3 large garlic cloves, finely chopped
1 teaspoon ground ginger
1/2 teaspoon ground cinnamon (divided use)
1/2 cup sugar (divided use)
2 pinches of saffron threads, lightly toasted and finely crumbled or powdered in a mortar with a little salt
salt and freshly ground black pepper to taste
1 cup water
1 cup golden raisins
Place the lamb in an enameled cast-iron casserole, Dutch oven or earthenware casserole with a cover along with the olive oil, onions, garlic, ginger, 1/4 teaspoon of the cinnamon, 2 tablespoons of the sugar, the saffron, salt, pepper and water.
Toss so all the pieces of meat are coated, then bring to a boil on a burner over medium-high heat, using a heat diffuser if using an earthenware casserole or tagine. Reduce the heat to low, partially cover and simmer until the meat is tender, about 2 hours. Remove the meat from the sauce and set aside.

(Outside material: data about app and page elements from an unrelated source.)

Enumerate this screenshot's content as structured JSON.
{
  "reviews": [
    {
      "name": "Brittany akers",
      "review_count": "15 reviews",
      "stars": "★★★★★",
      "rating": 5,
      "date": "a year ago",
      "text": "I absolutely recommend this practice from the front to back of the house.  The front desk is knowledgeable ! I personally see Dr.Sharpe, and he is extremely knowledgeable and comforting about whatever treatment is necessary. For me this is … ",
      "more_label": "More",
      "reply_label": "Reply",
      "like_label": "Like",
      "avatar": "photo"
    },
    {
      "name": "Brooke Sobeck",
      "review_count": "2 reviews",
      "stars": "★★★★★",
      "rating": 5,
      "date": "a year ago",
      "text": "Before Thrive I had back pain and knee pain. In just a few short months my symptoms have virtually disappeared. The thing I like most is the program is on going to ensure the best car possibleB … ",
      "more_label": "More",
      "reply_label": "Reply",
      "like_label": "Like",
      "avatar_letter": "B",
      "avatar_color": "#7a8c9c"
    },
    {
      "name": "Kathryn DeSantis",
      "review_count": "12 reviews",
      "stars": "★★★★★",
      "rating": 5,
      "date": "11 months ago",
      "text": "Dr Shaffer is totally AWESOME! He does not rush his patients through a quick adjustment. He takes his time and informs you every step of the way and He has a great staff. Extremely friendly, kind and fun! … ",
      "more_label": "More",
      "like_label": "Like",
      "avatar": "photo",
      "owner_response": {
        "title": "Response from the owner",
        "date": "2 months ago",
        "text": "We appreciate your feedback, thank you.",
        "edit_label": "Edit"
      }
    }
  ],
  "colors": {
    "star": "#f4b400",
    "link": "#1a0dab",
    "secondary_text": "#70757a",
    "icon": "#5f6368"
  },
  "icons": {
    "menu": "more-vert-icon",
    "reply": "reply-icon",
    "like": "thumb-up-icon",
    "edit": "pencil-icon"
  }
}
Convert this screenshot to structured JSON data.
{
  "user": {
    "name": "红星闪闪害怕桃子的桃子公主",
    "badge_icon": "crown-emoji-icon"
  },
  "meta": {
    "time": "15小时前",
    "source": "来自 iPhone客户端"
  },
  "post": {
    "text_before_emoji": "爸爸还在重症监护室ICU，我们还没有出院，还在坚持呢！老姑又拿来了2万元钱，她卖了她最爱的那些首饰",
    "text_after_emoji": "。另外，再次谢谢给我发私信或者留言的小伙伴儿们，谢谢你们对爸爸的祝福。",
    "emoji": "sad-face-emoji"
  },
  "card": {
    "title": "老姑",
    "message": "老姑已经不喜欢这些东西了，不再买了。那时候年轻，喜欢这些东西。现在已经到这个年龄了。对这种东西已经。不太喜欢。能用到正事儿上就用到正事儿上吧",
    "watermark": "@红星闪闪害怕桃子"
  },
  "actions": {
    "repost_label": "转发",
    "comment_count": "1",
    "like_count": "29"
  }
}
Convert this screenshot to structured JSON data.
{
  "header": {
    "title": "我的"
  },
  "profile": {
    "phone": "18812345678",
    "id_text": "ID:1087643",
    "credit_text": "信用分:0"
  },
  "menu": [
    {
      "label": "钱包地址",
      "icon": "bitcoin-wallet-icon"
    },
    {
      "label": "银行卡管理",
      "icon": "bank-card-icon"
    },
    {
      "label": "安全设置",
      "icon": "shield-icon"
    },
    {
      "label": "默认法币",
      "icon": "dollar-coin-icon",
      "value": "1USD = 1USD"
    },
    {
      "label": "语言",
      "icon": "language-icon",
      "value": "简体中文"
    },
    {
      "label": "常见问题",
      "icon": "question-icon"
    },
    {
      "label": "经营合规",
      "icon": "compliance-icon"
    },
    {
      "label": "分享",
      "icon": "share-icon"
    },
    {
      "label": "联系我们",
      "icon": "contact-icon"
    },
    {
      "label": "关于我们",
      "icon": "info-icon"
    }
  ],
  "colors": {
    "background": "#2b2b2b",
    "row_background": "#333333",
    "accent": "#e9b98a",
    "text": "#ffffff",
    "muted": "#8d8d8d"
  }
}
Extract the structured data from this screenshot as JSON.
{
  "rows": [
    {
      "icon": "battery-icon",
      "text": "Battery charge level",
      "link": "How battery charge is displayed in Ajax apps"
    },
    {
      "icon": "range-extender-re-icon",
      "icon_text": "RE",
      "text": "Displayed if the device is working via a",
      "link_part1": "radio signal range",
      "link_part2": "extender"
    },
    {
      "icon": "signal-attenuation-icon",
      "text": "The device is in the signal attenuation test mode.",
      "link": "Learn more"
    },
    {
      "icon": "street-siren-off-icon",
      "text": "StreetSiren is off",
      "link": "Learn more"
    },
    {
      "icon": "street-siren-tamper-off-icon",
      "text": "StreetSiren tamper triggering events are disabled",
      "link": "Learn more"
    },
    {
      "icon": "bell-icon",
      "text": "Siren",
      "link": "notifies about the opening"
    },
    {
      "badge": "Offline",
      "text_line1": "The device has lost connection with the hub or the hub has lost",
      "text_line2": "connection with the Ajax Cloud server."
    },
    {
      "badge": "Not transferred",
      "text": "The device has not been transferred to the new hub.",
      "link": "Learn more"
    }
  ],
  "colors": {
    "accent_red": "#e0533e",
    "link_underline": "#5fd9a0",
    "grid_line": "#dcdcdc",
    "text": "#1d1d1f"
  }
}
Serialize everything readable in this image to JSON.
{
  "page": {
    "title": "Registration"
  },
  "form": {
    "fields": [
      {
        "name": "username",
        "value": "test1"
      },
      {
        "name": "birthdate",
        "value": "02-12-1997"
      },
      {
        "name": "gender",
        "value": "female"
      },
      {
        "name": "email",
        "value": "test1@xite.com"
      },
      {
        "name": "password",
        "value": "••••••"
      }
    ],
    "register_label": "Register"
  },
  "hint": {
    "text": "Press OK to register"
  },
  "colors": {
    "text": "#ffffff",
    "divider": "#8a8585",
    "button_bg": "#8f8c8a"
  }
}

Increase the heat to medium-low, add the raisins to the casserole and continue cooking until the sauce is thick, about 45 minutes. Tilt the casserole and spoon out fat. Remove the sauce from the casserole to a measuring cup or small bowl.
Preheat the oven to 325 degrees. Return the meat to the casserole and arrange on the bottom. Cover with the sauce and sprinkle with the remaining 6 tablespoons sugar and 1/4 teaspoon cinnamon. Place in the oven until the lamb is falling off the bone and very tender, about 1 hour. Serve hot.
-- From Clifford A. Wright, "A Mediterranean Feast: Story of the Birth of the Celebrated Cuisines of the Mediterranean, From the Merchants of Venice to the Barbary Corsairs, With More Than 500 Recipes" (William Morrow & Co., 1999)